082 00 328.730089/96073|222 
100 1  Grose, Christian R. 
245 10 Congress in black and white :|brace and representation in 
       Washington and at home /|cChristian R. Grose. 
260    Cambridge ;|aNew York :|bCambridge University Press,
300    xiv, 242 p. :|bill. ;|c22 cm. 
504    Includes bibliographical references (p. 215-230) and 
504    Includes bibliographical references and index. 
505 8  Machine generated contents note: 1. African-American 
       legislators, African-American districts, or democrats?; 2.
       A unified theory of African-American representation in 
       Congress; 3. The "hollow hope" of civil rights change in 
       the US House; 4. Location, location, location: delivering 
       constituency service to African-Americans; 5. Constituency
       service in the district: connecting black legislators, 
       black staff, and black voters; 6. Bringing home the bacon:
       delivering federal "pork" to African-Americans; 7. The 
       future of racial redistricting: black decisive districts. 
520    "Race matters in Congress. This book argues that although 
       electing black legislators yields meaningful outcomes in 
       the lives of African-American voters in the United States,
       drawing affirmative action districts does not impact 
       policy outcomes for black constituents"--|cProvided by 
520    "The symbolic importance of Barack Obama's election is 

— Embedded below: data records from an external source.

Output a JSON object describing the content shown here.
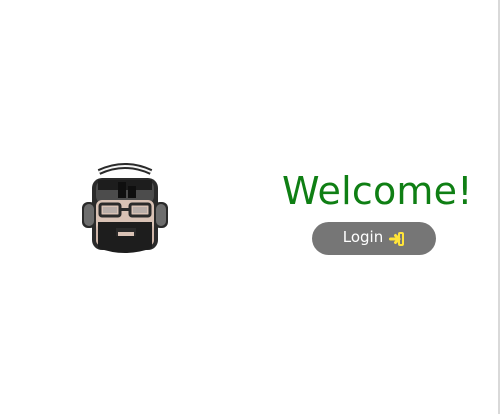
{
  "page": {
    "avatar": {
      "name": "pixel-avatar",
      "colors": {
        "outline": "#2a2a2a",
        "headphones": "#6d6d6d",
        "hair": "#4c4c4c",
        "hair_dark": "#1d1d1d",
        "skin": "#d9c2b5",
        "skin_shadow": "#bfa596",
        "glasses": "#9c9c9c",
        "white": "#f6f6f6"
      }
    },
    "welcome_text": "Welcome!",
    "login_button": {
      "label": "Login",
      "icon": "sign-in-icon",
      "colors": {
        "background": "#767676",
        "text": "#ffffff",
        "icon": "#ffe43a"
      }
    },
    "accent_color": "#0f7f14"
  }
}
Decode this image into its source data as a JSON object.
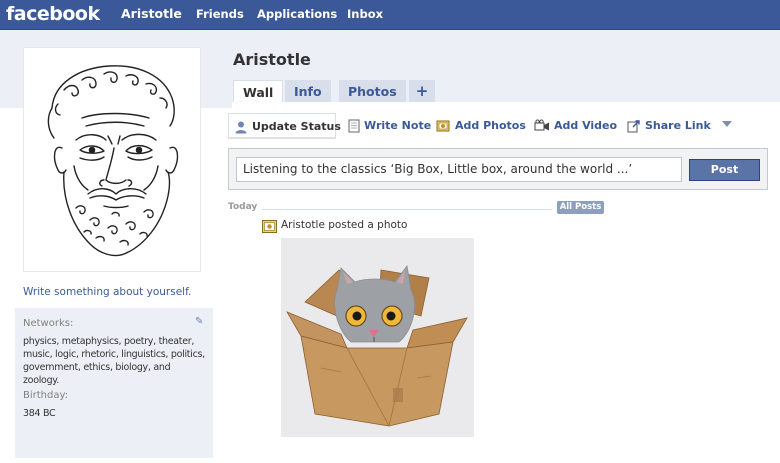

       without question. But beyond symbolism, does the election 
       of African-American politicians matter? Grose argues that 
       it does and presents a unified theory of representation. 
       Electing African-American legislators yields more federal 
       dollars and congressional attention directed toward 
       African-American voters. However, race and affirmative 
       action gerrymandering have no impact on public policy 
       passed in Congress. Grose is the first to examine a 
       natural experiment and exceptional moment in history in 
       which black legislators - especially in the U.S. South - 
       represented districts with a majority of white 
       constituents. This is the first systematic examination of 
       the effect of a legislator's race above and beyond the 
       effect of constituency racial characteristics. Grose 
       offers policy prescriptions, including the suggestion that
       voting rights advocates, the courts, and redistricters 
       draw "black decisive districts," electorally competitive 
       districts that are likely to elect African Americans"--
       |cProvided by publisher. 
610 10 United States.|bCongress|xMembership. 
650  0 African American legislators. 
650  0 Gerrymandering|zUnited States. 
650  0 African Americans|xGovernment policy. 
650  0 Civil rights|xGovernment policy|zUnited States. 
650  0 Representative government and representation|zUnited 
856 41 |3Table of contents only|uhttp://www.loc.gov/catdir/
856 42 |3Publisher description|uhttp://www.loc.gov/catdir/
856 42 |3Contributor biographical information|uhttp://www.loc.gov
Location Call No. Status
 CCQ - Lusail Female Library  JK1021 .G76 2011    Available
 CCQ - Lusail Female Library  JK1021 .G76 2011 c.2  Available
 CCQ - C Ring Library  JK1021.G76 2011    Available
 CCQ - Lusail Male Library  JK1021.G76 2011 c.2  Available